Look for the word "ffffff" in the entries and copy every line where it shows up.

────────────────────────────────────────

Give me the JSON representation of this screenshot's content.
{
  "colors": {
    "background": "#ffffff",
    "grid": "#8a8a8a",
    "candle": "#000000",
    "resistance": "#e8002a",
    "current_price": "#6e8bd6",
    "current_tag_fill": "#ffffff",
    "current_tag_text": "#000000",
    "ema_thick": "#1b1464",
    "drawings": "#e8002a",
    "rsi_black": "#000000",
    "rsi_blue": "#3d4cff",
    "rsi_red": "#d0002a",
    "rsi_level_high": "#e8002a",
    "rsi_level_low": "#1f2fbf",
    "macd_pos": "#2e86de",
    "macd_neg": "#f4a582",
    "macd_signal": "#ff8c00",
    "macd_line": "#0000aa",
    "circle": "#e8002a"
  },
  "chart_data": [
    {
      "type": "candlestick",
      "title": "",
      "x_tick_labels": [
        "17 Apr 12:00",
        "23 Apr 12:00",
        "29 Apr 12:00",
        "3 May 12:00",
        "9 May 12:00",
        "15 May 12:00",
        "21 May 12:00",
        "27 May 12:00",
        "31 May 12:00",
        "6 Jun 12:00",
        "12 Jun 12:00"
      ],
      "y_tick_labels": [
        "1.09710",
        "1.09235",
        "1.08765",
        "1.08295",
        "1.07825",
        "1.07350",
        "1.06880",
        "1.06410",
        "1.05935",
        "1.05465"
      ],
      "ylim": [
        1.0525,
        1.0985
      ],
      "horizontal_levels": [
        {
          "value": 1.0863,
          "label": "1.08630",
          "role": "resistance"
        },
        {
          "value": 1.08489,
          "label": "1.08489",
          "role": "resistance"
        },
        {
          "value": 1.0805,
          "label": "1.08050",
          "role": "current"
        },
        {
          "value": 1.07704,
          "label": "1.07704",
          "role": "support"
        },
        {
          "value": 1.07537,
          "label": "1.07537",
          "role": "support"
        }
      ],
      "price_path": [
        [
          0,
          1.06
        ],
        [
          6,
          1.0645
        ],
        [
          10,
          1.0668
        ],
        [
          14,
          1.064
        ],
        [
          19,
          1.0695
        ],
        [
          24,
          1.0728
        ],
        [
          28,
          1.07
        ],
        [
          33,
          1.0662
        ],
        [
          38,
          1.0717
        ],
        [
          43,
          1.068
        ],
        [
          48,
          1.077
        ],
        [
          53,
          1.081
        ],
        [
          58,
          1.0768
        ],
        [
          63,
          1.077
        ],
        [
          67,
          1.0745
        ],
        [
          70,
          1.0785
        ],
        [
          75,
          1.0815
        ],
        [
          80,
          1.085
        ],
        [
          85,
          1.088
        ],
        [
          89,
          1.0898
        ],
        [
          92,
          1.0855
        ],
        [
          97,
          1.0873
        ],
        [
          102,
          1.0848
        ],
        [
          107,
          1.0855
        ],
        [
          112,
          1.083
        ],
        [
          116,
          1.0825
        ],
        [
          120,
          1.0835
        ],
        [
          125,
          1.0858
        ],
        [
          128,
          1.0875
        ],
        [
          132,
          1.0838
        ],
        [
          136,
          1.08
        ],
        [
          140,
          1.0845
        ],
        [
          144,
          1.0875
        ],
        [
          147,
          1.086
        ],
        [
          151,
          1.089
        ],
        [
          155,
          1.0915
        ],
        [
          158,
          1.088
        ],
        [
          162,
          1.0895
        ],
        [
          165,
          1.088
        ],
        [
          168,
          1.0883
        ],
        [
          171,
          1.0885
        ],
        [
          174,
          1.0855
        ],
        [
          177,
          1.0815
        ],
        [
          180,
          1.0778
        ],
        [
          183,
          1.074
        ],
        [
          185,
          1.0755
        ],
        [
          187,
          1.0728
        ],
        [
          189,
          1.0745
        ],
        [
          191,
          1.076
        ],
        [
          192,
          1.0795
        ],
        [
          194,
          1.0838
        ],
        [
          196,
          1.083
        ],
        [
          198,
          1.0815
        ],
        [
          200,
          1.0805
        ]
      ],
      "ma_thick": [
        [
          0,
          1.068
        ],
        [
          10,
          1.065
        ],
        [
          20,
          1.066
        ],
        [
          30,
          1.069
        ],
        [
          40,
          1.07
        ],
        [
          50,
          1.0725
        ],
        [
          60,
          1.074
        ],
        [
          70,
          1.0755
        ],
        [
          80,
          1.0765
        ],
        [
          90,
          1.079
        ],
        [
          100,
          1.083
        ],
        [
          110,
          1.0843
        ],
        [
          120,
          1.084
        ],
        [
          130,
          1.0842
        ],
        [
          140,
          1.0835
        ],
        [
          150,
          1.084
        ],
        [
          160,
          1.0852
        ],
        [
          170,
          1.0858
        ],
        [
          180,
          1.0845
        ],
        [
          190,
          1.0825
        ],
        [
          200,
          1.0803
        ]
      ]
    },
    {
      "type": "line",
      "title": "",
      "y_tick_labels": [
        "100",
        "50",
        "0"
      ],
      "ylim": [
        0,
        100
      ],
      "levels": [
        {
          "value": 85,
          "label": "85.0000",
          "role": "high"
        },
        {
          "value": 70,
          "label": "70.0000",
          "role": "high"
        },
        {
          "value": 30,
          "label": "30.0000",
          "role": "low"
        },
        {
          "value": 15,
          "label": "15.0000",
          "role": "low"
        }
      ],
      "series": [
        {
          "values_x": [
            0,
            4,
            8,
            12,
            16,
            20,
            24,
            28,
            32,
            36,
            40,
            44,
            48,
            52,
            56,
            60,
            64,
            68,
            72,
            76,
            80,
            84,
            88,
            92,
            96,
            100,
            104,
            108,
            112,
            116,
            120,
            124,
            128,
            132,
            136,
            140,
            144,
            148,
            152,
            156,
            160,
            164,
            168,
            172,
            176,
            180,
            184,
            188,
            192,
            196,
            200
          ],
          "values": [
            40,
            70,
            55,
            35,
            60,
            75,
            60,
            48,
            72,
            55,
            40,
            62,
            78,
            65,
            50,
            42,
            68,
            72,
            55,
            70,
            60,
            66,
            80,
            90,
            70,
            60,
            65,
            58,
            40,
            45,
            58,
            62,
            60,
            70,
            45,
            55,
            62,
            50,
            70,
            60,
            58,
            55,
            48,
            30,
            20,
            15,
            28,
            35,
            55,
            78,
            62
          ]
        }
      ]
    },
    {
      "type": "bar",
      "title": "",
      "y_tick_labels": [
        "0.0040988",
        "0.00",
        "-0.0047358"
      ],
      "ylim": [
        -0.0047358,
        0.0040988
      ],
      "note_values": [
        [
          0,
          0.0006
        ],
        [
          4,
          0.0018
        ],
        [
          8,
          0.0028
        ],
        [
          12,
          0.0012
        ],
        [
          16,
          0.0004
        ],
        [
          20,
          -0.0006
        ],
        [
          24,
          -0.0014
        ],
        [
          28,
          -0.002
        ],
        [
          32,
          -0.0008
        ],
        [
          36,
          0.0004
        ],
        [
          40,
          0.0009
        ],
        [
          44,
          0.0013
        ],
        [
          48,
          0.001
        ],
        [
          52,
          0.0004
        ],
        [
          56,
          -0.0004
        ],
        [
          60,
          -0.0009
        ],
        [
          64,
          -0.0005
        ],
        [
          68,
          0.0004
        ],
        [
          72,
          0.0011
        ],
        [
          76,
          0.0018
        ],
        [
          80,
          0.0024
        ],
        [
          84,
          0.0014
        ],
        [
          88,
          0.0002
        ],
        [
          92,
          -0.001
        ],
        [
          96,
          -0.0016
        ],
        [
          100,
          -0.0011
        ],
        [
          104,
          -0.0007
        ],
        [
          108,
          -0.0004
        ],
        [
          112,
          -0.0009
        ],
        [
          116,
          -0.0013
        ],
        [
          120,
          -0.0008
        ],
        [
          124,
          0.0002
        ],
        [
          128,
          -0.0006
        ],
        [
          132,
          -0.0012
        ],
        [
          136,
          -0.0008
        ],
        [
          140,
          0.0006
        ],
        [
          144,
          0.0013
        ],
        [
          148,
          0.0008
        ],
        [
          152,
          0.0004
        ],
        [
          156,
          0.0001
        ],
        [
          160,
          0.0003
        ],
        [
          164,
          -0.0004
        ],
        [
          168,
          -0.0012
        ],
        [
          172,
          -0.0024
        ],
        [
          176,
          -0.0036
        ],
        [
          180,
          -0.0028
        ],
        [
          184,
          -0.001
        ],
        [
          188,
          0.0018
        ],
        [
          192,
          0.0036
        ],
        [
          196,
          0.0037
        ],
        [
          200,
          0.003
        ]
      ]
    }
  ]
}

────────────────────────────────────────

> [RESULT]
    "background": "#ffffff",
    "current_tag_fill": "#ffffff",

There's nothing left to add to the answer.